▶

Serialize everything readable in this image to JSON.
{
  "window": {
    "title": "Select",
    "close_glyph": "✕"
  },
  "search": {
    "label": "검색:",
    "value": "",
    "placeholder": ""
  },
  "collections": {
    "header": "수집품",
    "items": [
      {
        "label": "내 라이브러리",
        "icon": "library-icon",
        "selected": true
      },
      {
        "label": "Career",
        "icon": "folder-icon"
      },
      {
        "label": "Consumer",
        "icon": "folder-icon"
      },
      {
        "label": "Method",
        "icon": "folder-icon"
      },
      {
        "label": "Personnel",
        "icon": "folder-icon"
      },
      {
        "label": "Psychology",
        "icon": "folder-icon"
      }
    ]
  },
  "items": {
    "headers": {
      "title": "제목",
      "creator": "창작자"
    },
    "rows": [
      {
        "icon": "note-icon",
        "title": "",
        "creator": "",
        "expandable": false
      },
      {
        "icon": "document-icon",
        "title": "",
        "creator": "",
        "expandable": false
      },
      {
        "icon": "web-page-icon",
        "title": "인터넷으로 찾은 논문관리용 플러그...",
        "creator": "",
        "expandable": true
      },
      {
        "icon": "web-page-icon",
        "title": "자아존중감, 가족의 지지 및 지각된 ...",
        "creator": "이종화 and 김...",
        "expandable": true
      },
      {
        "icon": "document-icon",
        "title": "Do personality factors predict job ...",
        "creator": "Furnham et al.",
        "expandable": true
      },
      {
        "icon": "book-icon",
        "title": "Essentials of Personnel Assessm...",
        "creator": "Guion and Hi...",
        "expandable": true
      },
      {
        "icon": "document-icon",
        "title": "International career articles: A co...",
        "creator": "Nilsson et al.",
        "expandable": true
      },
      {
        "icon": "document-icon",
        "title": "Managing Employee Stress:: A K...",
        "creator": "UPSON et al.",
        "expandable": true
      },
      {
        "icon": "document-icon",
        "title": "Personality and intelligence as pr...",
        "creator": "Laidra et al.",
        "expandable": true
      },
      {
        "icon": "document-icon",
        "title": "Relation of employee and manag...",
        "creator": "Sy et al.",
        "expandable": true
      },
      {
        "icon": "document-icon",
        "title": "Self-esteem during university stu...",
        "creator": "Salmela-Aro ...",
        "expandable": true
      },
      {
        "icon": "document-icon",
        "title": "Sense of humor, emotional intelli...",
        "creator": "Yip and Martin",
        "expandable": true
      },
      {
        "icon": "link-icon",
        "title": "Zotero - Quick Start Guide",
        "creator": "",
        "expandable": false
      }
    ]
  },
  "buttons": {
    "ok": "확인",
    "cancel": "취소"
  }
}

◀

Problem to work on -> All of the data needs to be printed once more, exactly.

Result ->
Serialize everything readable in this image to JSON.
{
  "window": {
    "title": "Select",
    "close_glyph": "✕"
  },
  "search": {
    "label": "검색:",
    "value": "",
    "placeholder": ""
  },
  "collections": {
    "header": "수집품",
    "items": [
      {
        "label": "내 라이브러리",
        "icon": "library-icon",
        "selected": true
      },
      {
        "label": "Career",
        "icon": "folder-icon"
      },
      {
        "label": "Consumer",
        "icon": "folder-icon"
      },
      {
        "label": "Method",
        "icon": "folder-icon"
      },
      {
        "label": "Personnel",
        "icon": "folder-icon"
      },
      {
        "label": "Psychology",
        "icon": "folder-icon"
      }
    ]
  },
  "items": {
    "headers": {
      "title": "제목",
      "creator": "창작자"
    },
    "rows": [
      {
        "icon": "note-icon",
        "title": "",
        "creator": "",
        "expandable": false
      },
      {
        "icon": "document-icon",
        "title": "",
        "creator": "",
        "expandable": false
      },
      {
        "icon": "web-page-icon",
        "title": "인터넷으로 찾은 논문관리용 플러그...",
        "creator": "",
        "expandable": true
      },
      {
        "icon": "web-page-icon",
        "title": "자아존중감, 가족의 지지 및 지각된 ...",
        "creator": "이종화 and 김...",
        "expandable": true
      },
      {
        "icon": "document-icon",
        "title": "Do personality factors predict job ...",
        "creator": "Furnham et al.",
        "expandable": true
      },
      {
        "icon": "book-icon",
        "title": "Essentials of Personnel Assessm...",
        "creator": "Guion and Hi...",
        "expandable": true
      },
      {
        "icon": "document-icon",
        "title": "International career articles: A co...",
        "creator": "Nilsson et al.",
        "expandable": true
      },
      {
        "icon": "document-icon",
        "title": "Managing Employee Stress:: A K...",
        "creator": "UPSON et al.",
        "expandable": true
      },
      {
        "icon": "document-icon",
        "title": "Personality and intelligence as pr...",
        "creator": "Laidra et al.",
        "expandable": true
      },
      {
        "icon": "document-icon",
        "title": "Relation of employee and manag...",
        "creator": "Sy et al.",
        "expandable": true
      },
      {
        "icon": "document-icon",
        "title": "Self-esteem during university stu...",
        "creator": "Salmela-Aro ...",
        "expandable": true
      },
      {
        "icon": "document-icon",
        "title": "Sense of humor, emotional intelli...",
        "creator": "Yip and Martin",
        "expandable": true
      },
      {
        "icon": "link-icon",
        "title": "Zotero - Quick Start Guide",
        "creator": "",
        "expandable": false
      }
    ]
  },
  "buttons": {
    "ok": "확인",
    "cancel": "취소"
  }
}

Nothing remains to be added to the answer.